> ABOUT THIS EXERCISE
Which lines of the data below include the string "doctor"? Return each of them.

> Items from a data source
----------

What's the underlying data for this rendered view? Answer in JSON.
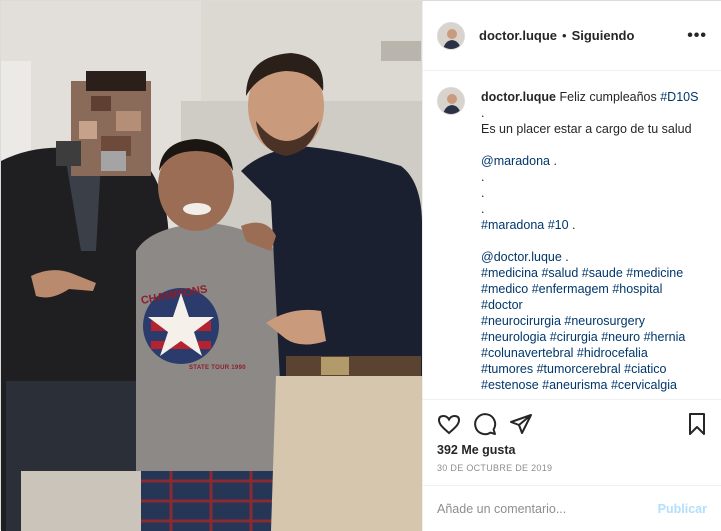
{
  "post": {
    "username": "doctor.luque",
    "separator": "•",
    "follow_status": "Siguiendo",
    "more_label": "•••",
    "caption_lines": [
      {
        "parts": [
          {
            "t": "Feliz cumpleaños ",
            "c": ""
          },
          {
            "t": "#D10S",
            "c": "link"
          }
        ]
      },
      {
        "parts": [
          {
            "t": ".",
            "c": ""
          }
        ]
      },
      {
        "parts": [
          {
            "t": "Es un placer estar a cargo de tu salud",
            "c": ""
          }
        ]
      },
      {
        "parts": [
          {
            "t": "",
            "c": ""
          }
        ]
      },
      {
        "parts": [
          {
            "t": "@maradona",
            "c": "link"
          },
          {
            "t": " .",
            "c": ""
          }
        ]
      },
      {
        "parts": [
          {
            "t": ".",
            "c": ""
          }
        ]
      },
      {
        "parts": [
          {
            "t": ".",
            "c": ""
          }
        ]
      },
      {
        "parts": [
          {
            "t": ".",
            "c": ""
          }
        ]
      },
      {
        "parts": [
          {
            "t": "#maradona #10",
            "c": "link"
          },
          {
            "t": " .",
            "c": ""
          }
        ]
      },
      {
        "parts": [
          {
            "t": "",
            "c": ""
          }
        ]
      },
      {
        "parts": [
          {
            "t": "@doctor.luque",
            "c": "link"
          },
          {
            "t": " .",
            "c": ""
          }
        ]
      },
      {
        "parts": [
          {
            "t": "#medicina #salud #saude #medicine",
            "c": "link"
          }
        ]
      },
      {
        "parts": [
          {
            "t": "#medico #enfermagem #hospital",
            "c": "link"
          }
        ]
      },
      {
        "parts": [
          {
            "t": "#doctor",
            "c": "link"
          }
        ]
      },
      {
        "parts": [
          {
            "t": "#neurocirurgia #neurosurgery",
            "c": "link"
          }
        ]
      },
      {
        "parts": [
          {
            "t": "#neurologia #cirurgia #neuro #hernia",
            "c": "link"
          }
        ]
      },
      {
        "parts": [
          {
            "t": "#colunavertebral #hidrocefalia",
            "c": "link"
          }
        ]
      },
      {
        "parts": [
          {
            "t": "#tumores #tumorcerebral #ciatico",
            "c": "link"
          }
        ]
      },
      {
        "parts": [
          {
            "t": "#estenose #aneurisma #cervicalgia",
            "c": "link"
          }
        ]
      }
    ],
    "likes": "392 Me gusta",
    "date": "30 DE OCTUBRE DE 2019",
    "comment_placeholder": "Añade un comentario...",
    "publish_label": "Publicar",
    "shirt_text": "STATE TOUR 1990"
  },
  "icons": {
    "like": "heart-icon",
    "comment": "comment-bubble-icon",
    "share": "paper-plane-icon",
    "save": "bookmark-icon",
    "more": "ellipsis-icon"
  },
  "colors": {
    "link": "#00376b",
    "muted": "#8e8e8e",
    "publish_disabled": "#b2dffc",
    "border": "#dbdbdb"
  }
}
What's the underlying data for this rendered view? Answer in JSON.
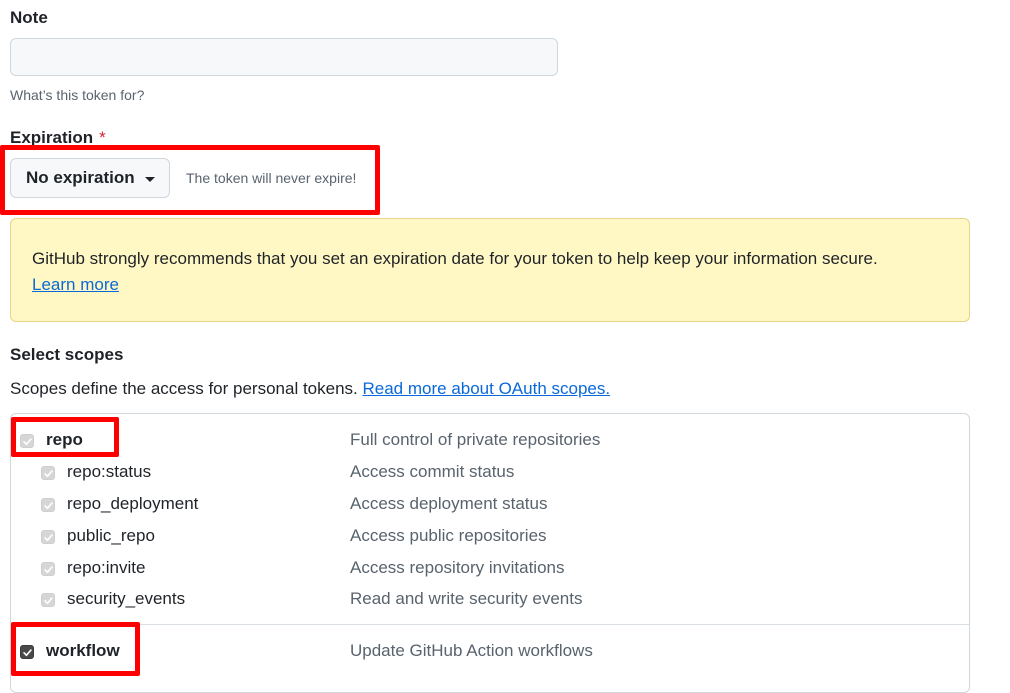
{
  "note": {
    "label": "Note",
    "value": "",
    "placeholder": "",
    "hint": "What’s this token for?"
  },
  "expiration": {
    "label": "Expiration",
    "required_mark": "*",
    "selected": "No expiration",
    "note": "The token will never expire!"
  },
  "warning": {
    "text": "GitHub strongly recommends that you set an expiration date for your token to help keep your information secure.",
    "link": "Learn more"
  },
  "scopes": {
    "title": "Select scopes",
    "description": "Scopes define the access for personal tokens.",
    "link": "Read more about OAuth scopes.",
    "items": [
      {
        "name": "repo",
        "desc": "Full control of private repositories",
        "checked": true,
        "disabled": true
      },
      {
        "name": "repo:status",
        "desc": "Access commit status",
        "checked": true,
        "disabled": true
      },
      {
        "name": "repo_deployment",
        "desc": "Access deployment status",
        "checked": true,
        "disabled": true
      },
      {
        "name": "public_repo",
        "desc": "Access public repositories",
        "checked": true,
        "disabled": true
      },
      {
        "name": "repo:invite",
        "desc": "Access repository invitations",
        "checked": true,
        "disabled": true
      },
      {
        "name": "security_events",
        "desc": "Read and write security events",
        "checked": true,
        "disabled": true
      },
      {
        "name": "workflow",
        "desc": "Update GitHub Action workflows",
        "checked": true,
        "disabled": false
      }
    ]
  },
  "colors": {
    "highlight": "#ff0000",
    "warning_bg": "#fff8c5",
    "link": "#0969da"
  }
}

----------

> TASK ANSWER
    "username": "doctor.luque",
            "t": "@doctor.luque",
            "t": "#doctor",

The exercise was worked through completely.